As you can imagine, when the Aramón Group offered the project to Stone Designs, the latter did not think twice about saying yes; it seemed the perfect project for them. It was a ski station, in the midst of nature, in a completely snow filled landscape; a wooden cabin, made to measure.
The initial idea was to create an interior and exterior that would co-exist harmoniously and mutually complement each other, and in this way take as much advantage as possible of the cabin. Given that it would only operate in the winter, taking into account the constant presence of snow, the first idea was that the cabin should form part of the landscape.
In winter, with the snow on the mountain, everything becomes a contrast of black and white, that is, snow covers everything and anything not covered is dark in colour. This is why it was decided to paint the whole of the outside of the cabin black, so that it would contrast with the snowy landscape and, at the same time, form part of this landscape.
Once this idea was clear it was decided that, to obtain the desired effect, it had to be brought to life, which immediately brought to mind the idea of collaboration with the graphic artist Pepa Prieto who, as on other occasions, was pleased to collaborate with them.
She was finally responsible for giving life to all the creatures that since then have inhabited the walls of the cabin. The only colour used to create these creatures was white, because in this way, they appear to emerge out of the snowy ground.

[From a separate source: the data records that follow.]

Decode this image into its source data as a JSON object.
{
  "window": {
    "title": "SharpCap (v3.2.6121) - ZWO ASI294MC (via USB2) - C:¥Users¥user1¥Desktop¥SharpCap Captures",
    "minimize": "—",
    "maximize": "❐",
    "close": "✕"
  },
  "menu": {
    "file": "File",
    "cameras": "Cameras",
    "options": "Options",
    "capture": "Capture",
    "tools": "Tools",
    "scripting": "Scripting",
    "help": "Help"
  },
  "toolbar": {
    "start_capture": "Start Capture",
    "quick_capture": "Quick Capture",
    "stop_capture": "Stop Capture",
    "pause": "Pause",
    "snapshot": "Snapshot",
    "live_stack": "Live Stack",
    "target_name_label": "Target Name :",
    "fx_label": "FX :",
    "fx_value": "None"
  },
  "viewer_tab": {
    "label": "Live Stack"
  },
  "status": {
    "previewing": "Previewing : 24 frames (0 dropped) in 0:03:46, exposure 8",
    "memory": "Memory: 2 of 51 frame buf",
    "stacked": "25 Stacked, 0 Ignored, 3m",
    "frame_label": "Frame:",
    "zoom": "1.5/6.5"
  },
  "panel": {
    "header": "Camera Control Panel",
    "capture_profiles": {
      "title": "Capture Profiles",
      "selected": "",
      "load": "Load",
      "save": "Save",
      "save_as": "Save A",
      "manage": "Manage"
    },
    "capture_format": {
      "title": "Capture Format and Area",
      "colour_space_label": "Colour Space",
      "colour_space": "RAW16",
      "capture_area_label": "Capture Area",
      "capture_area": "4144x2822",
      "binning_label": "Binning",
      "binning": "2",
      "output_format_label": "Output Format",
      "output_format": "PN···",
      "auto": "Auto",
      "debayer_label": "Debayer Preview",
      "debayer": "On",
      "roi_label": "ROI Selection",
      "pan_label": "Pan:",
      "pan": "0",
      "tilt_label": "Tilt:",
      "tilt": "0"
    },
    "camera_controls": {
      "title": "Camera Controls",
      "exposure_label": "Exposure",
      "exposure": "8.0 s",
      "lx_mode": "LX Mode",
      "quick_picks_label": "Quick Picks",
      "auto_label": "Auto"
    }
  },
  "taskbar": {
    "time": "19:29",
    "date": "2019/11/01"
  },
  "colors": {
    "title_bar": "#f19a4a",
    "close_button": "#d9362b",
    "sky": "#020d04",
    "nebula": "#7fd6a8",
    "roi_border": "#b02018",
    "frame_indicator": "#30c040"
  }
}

The inside has been approached in a completely different way and, whilst the outside is black, the interior has been painted white, seeking to take advantage of the scarce light on cloudy days and creating a cosy space in which to take refuge during the harshest days of winter. It has been endeavoured to use the fewest number of elements possible so that, in the end, the furniture becomes the means used to create the topography and unique dialogue of the establishment. As the space had a very marked shape, it was decided to use a red climbing rope as an element of distortion that would soften its lines, creating a vision of the area that is less static, filling it with movement and life.
Under this red line, there are a series of Nordic style tables made of natural pine with the edges in the corporate green of the group which is thus presented to users, but is not overpowering. For seating, benches were designed that form a link between the space and the rest of the furniture, as, not only are they made from natural pinewood, but the rails on which they are supported are steel rods covered with the same rope that softens the space's shape, thus achieving the feeling that all the elements form part of one same ensemble.
To create individual lighting, lamps have been hung over the tables. These were created specifically for the project and consist in a polycarbonate cylinder covered with textile tiles that give the space great warmth. The bar zone has been decorated with a black band that remits to the outside of the cabin and creates contrast that gives the space depth. The most uninhibited character comes from the menus; a true reflection of the sassiness of their creators, they are written directly on pieces of masking tape, which means that they can be changed when necessary without having to resort to professionals.
To accentuate the mountain character of the cabin, a series of "trophies" have been designed for the Aramón Group, which represent deer horns, but carried out in such a way that they almost seem a joke of their source of inspiration. Indeed, the first impression one gets upon entering is one of surprise, as it is does not present the typical topography of an establishment in these types of surroundings where dark colours usually prevail, with overloaded spaces seeking warmth, which in this case is achieved in a much simpler manner, providing solutions that are much more effective for this purpose